Columbus Allen Jr. II will not stand trial before a Stanislaus County jury in the murder of a California Highway Patrol officer, a judge ruled Monday.
It's the first Modesto trial to receive a change of venue since the Scott Peterson case in 2004, and one of only a handful of Stanislaus County cases to use an out-of-town jury in the past three decades.
"In this case, there is evidence of more than mere awareness of behalf of the public," Judge Hurl Johnson wrote in his decision. "The gravity of the crime, the status of the victim, the content of the publicity and the extent of the publicity exceeds anything this court has seen in the community other than the Peterson case."
Johnson will have two choices: Move the trial to another county or bring in an out-of-county jury.
Allen's defense attorney, John R. Grele of San Francisco, could not be reached for comment Monday night.
Assistant District Attorney Carol Shipley said changing the site of a trial creates a host of logistical problems, including transporting witnesses and moving attorneys for the length of the trial.
"We would have liked for the trial to remain here," Shipley said. "However, we certainly respect the judge's ruling."
Allen, 33, of Stockton is charged with fatally shooting CHP officer Earl Scott about 4:40 a.m. on Feb. 17, 2006.
The slain officer was found at the edge of northbound Highway 99, just south of Hammett Road near Salida, holding registration papers for a Nissan Maxima registered to Allen's wife, Bertera.
Allen and his wife showed up at the Stockton Police Department hours after Scott's death to report that their car had been stolen. A description of their sedan was widely circulated that morning in news reports about the officer's shooting and closure of the highway.
Scott's funeral also prompted extensive media coverage.
Allen's trial date is set for Jan. 12. Prosecutors are seeking the death penalty.
The Peterson trial was moved to Redwood City in San Mateo County. But in 1998, Judge Hugh Rose III imported a jury from San Joaquin County for the triple-murder trial of landlord George Souliotes.
The court has contacted the Administrative Office of the Courts, the state court administrative body, Stanislaus County Superior Court Executive Officer Mike Tozzi said. That office assists in determining locations for a trial based on available space, personnel and other factors.
After weighing the administrative office's options and getting prosecution and defense input, Johnson will hold a hearing on where the trial will take place.
A jury consultant who worked on several high- profile cases -- including the prosecution of the Oklahoma City bombers, Enron executives and a dog-mauling case in San Francisco -- testified in favor of a change of venue for the defense.
Edward J. Bronson of Chico performed an analysis of 150 news stories and briefs in The Bee and conducted surveys in which two-thirds of respondents said they think Allen is guilty.

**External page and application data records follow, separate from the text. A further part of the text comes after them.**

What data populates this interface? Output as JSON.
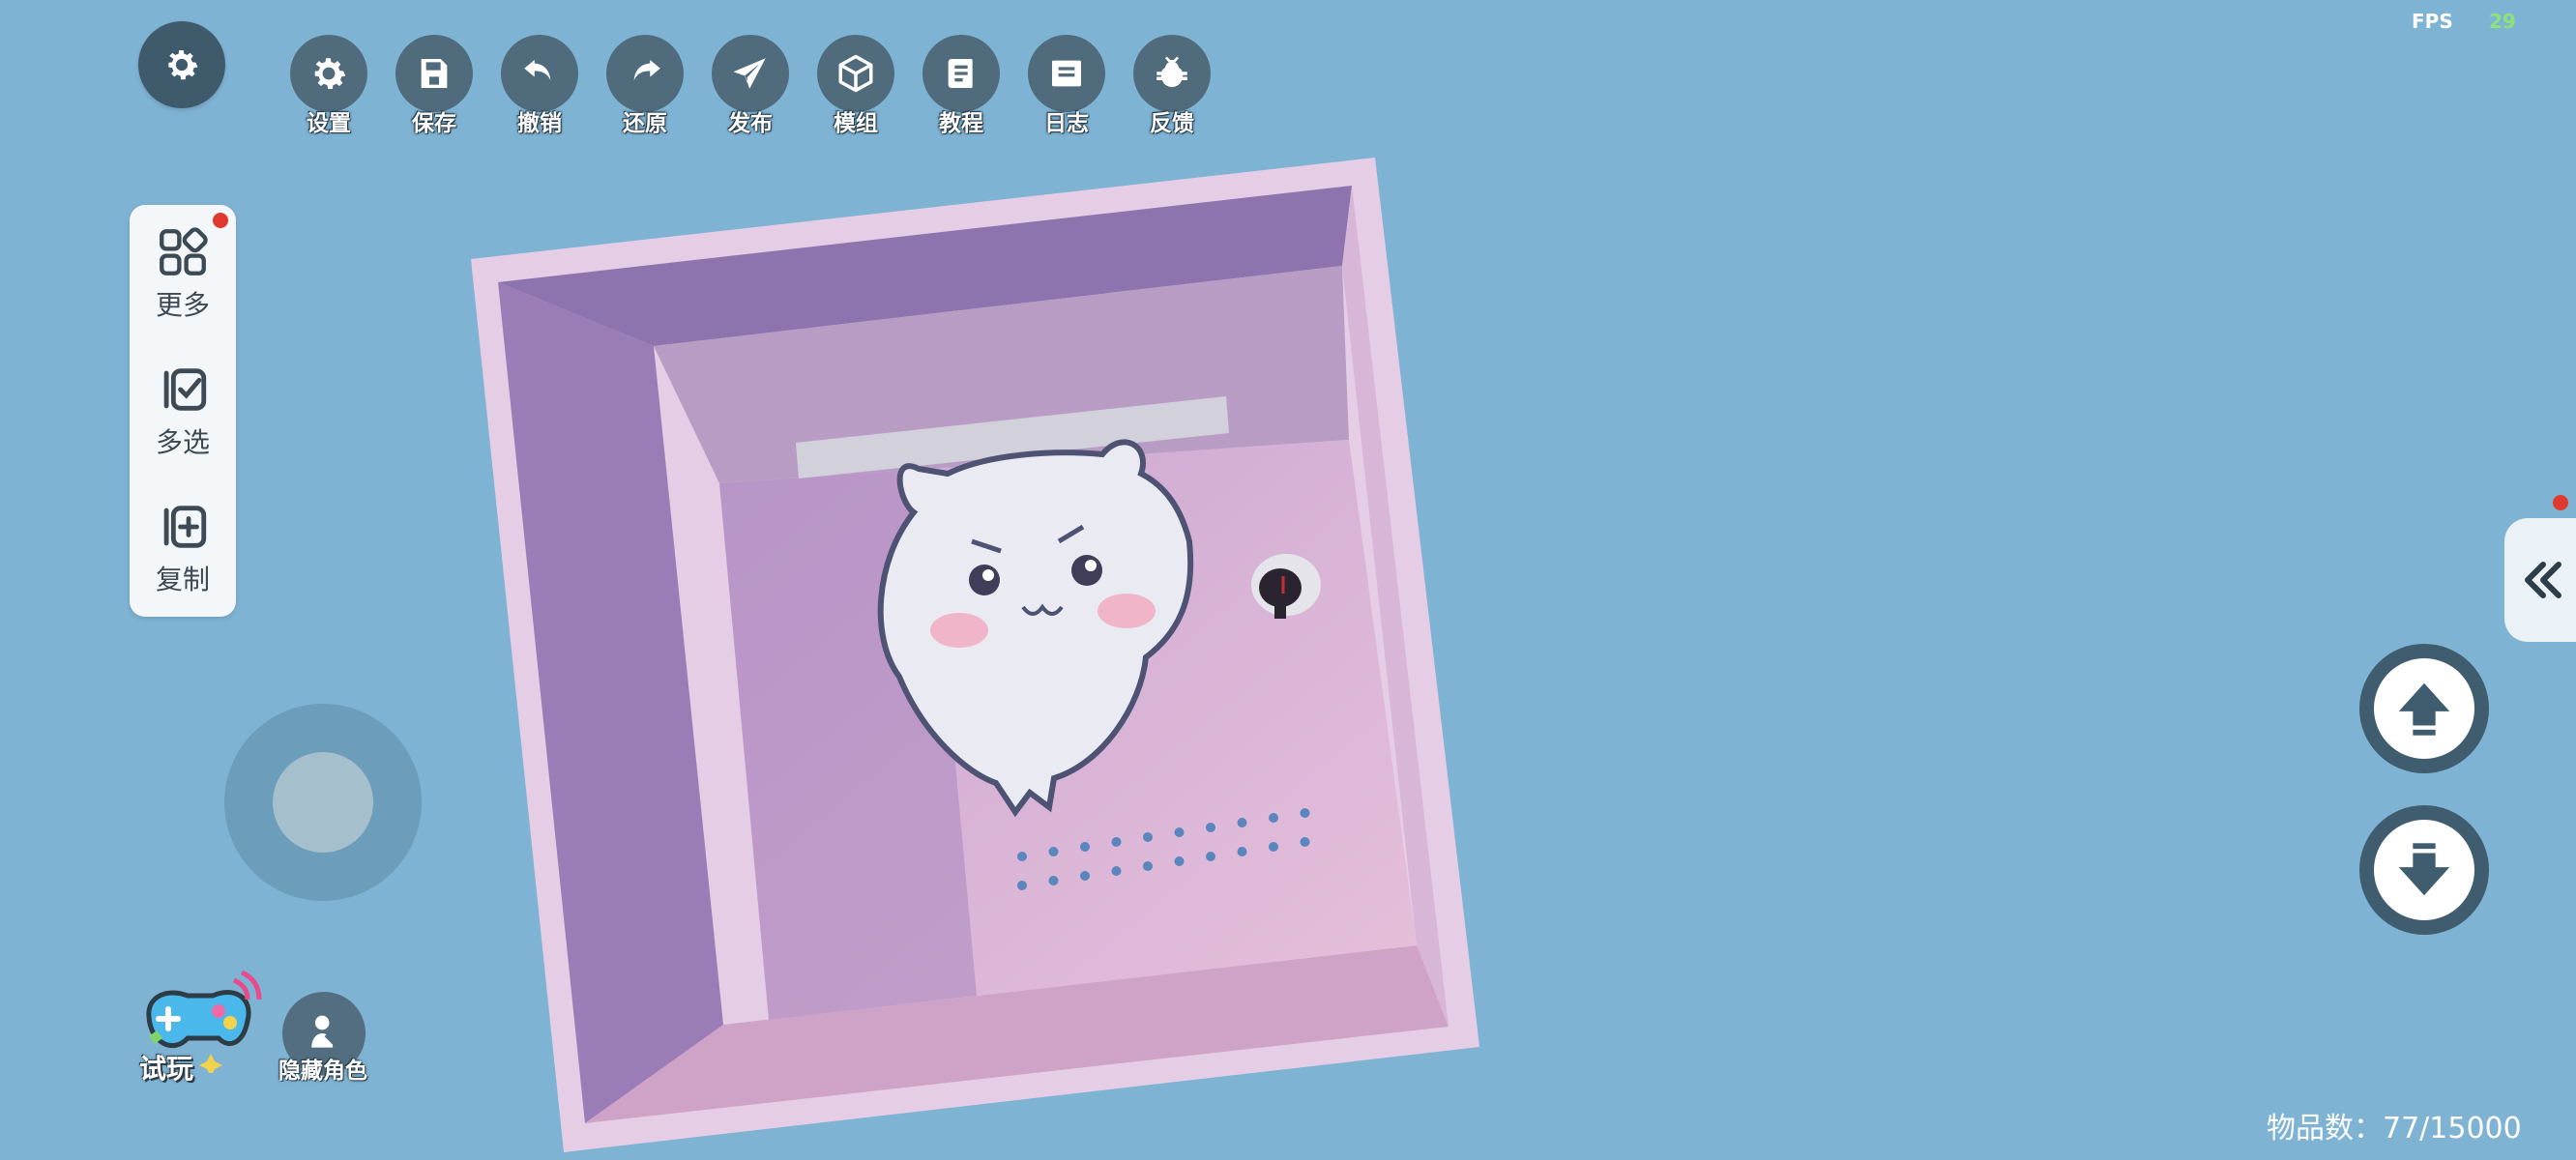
{
  "toolbar": {
    "items": [
      {
        "label": "设置",
        "icon": "gear-icon"
      },
      {
        "label": "保存",
        "icon": "save-icon"
      },
      {
        "label": "撤销",
        "icon": "undo-icon"
      },
      {
        "label": "还原",
        "icon": "redo-icon"
      },
      {
        "label": "发布",
        "icon": "send-icon"
      },
      {
        "label": "模组",
        "icon": "cube-icon"
      },
      {
        "label": "教程",
        "icon": "book-icon"
      },
      {
        "label": "日志",
        "icon": "log-icon"
      },
      {
        "label": "反馈",
        "icon": "bug-icon"
      }
    ]
  },
  "fps": {
    "label": "FPS",
    "value": "29"
  },
  "side_panel": {
    "more_label": "更多",
    "multiselect_label": "多选",
    "copy_label": "复制"
  },
  "bottom_left": {
    "tryplay_label": "试玩",
    "hide_role_label": "隐藏角色"
  },
  "status": {
    "item_count": "物品数：77/15000"
  },
  "colors": {
    "background": "#7fb3d4",
    "accent_dark": "#3f5d6f",
    "notification": "#e03a2f",
    "fps_value": "#8fe27a"
  }
}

"The case is burned into the psyche of the community, so that it becomes part of the collective memory," Bronson said as he testified July 22. "The usual fading that we might expect over time just didn't happen."
Johnson said the survey results, which showed more than 80 percent of respondents remembered the crime more than two years after Allen was arrested and Scott was buried, were "significant."

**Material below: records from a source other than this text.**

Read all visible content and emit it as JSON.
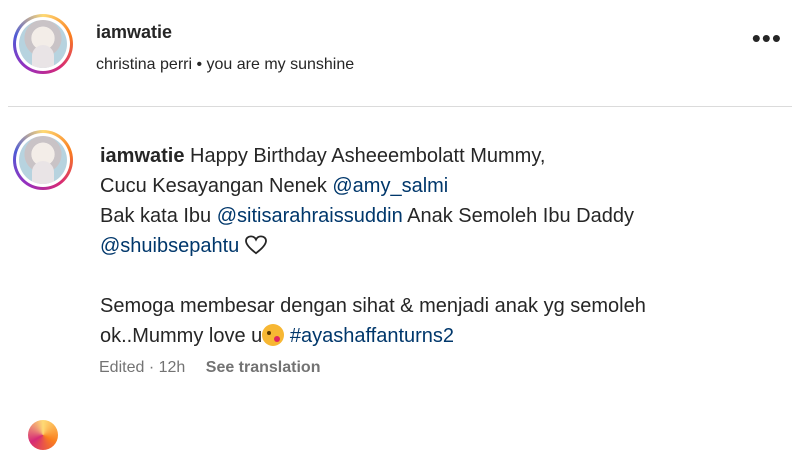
{
  "post": {
    "username": "iamwatie",
    "music": "christina perri • you are my sunshine",
    "more_label": "•••"
  },
  "comment": {
    "username": "iamwatie",
    "line1": "Happy Birthday Asheeembolatt Mummy,",
    "line2_text": "Cucu Kesayangan Nenek ",
    "line2_mention": "@amy_salmi",
    "line3_text": "Bak kata Ibu ",
    "line3_mention": "@sitisarahraissuddin",
    "line3_after": " Anak Semoleh Ibu Daddy",
    "line4_mention": "@shuibsepahtu",
    "line5": "Semoga membesar dengan sihat & menjadi anak yg semoleh",
    "line6_text": "ok..Mummy love u",
    "line6_hashtag": "#ayashaffanturns2",
    "edited": "Edited",
    "time": "12h",
    "see_translation": "See translation"
  },
  "icons": {
    "heart": "heart-outline-icon",
    "emoji": "face-blowing-kiss-icon"
  }
}
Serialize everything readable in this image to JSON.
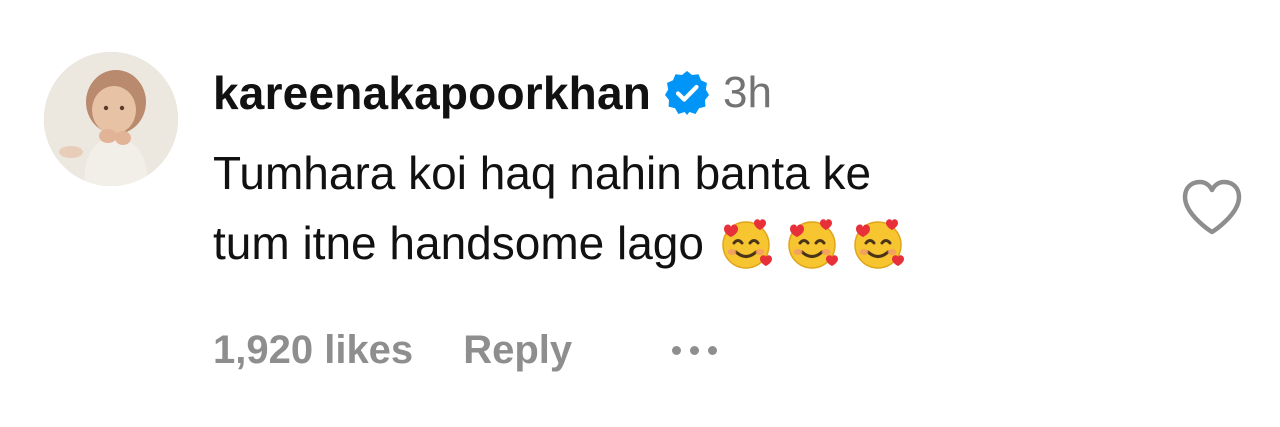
{
  "comment": {
    "username": "kareenakapoorkhan",
    "verified": true,
    "time": "3h",
    "text_lines": [
      "Tumhara koi haq nahin banta ke",
      "tum itne handsome lago"
    ],
    "emojis": [
      "smiling-face-with-hearts",
      "smiling-face-with-hearts",
      "smiling-face-with-hearts"
    ],
    "likes": "1,920 likes",
    "reply_label": "Reply",
    "more_icon": "more-dots-icon",
    "like_icon": "heart-outline-icon"
  },
  "colors": {
    "text": "#111111",
    "secondary": "#737373",
    "footer": "#8e8e8e",
    "verified_blue": "#0095f6",
    "background": "#ffffff"
  }
}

"The passage of time in this case has not shown a reduction in news articles or public recognition," Johnson wrote.
The prosecution brought Ebbe Ebbesen, a psychology professor at the University of California at San Diego, to testify against a change of venue.
Both sides will be back in court Sept. 9 for a defense motion to suppress evidence that includes searches of Allen's car and house.
Bee staff writer Merrill Balassone can be reached at firstname.lastname@example.org or 578-2337.